Performancing Stream of Consciousness – Mon Apr 28, 2008

Some reading for today, and my occasional commentary:

  1. Jonathan Bailey has an indepth article at Blog Herald about orphan works legislation, copyright, how bloggers and illustrators/ photographers could be affected, as well as what you can do about it.
  2. Steve Imparl, a lawyer and writer/ blogger, has a guest post at Daily Blog Tips that enlightens us to some legal points for bloggers. (Though I’m surprised at his opening sentence, which says there are millions of bloggers posting daily. Are there really? Wow.)
  3. Also at Daily Blog Tips, Daniel suggests we Twitter less, blog more, which is a counterpoint to James’ post here about why Twitter is the blogger’s new sidekick. Personally, I’ve yet to find Twitter as anything more than digital navel-gazing and an interesting sociological phenomena. If there were other elements/ features and it were turned into a sort of followable personal dashboard, then it would interest me. Okay, maybe there are some important uses, such as helping free an American student arrested in Egypt.
  4. Jonathan Morrow has a very interesting post about who makes the better blogger: valedictorians or class clowns. Jonathan asks, “do you remember who your class valedictorian was?” He says none of the people he asked could remember, but that class clowns stand out. (I used to remember the valedictorian of my high school year, but not anymore. As for class clown, well that was me. So if Jonathan is right, that’s good news for me.) Let me take a slightly different take on this. Class clowns feel the need to be recognized, for whatever reason, and I’m guessing those who blog actively (but not necessarily freelance bloggers) do too.
  5. Eden, the people who’ve brought you PSDTUTS, NorthxEast (recently sold), FreelanceSwitch and other sites, now have NETTUTS, which covers the coding side of website development. The first three articles include building a portfolio site, creating tabbed content areas using CSS & jQuery, and creating PayPal payment forms. So for those of you wanting to delve more into coding but haven’t the time to learn programming, you might find NETTUTS helpful.
  6. jQuery is an increasingly hot JavaScript code library that makes it easier for non-programmers to slick up websites with all kinds of dynamic features. I linked to one jQuery tutorial in the last item, and Design Reviver has an article on horizontal accordion menus. If you find that these are the types of design features you’d like to add to your site, I urge you to look up more about jQuery. There are jQuery tutorial articles popping up in blogs all over, and if there’s any demand for it, I might post some with screencasts.

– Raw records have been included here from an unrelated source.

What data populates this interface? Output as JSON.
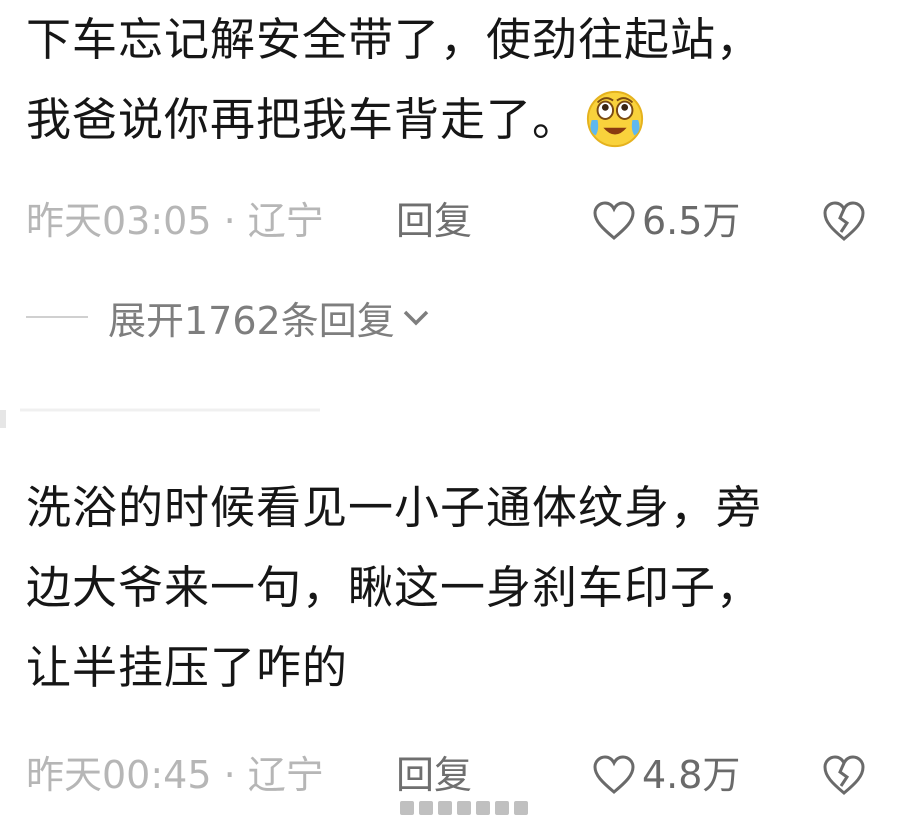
{
  "comments": [
    {
      "lines": [
        "下车忘记解安全带了，使劲往起站，",
        "我爸说你再把我车背走了。"
      ],
      "emoji": "laughing-crying-emoji",
      "time": "昨天03:05 · 辽宁",
      "reply_label": "回复",
      "likes": "6.5万",
      "expand_label": "展开1762条回复"
    },
    {
      "lines": [
        "洗浴的时候看见一小子通体纹身，旁",
        "边大爷来一句，瞅这一身刹车印子，",
        "让半挂压了咋的"
      ],
      "time": "昨天00:45 · 辽宁",
      "reply_label": "回复",
      "likes": "4.8万"
    }
  ],
  "icons": {
    "like": "heart-outline-icon",
    "dislike": "broken-heart-icon",
    "expand": "chevron-down-icon"
  },
  "colors": {
    "text": "#161616",
    "meta": "#b6b6b6",
    "reply": "#6f6f6f",
    "emoji_face": "#f9d23c"
  }
}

  7. David Peralty at Xfep mentions that WP 2.5.1 is out, but that 2.5.2 is probably about to follow soon. I can’t find it, but I did come across another post elsewhere that strongly suggests NOT upgrading to 2.5.1 because several other features are broken. They suggest waiting for 2.5.2, or sticking with 2.3.3. If you’re not sure what to do, you can read my Why I Hate WP 2.5 post – and  my Why I Love WordPress post for balance.
  8. If you missed the announcement, V2.0 of ScribeFire, the fantastic in-browser (Firefox) editor extension, has just been released (and a 2.0.1 update). This version offers a long-awaited feature: multiple file editing using a tabbed interface. Now your blogging should be even more productive.
  9. Webware recently announced the 2008 winners for their web apps awards. was amongst the winners in the publishing category.
  10. I’ve recently started writing about freelancing at both FreelanceFolder and FreelanceSwitch, and I’ll be contributing approximately weekly.
  11. Brian Gardner, whose WP themes make up part of Performancing Themes’ archives, recently released three variations of Revolution Blog theme. (Though despite having a name in common with a series of premium/ magazine themes, it’s not a premium theme. However, it is clean and crisp. And free.) Variations include 2-column, 3-col right, 3-col left/right.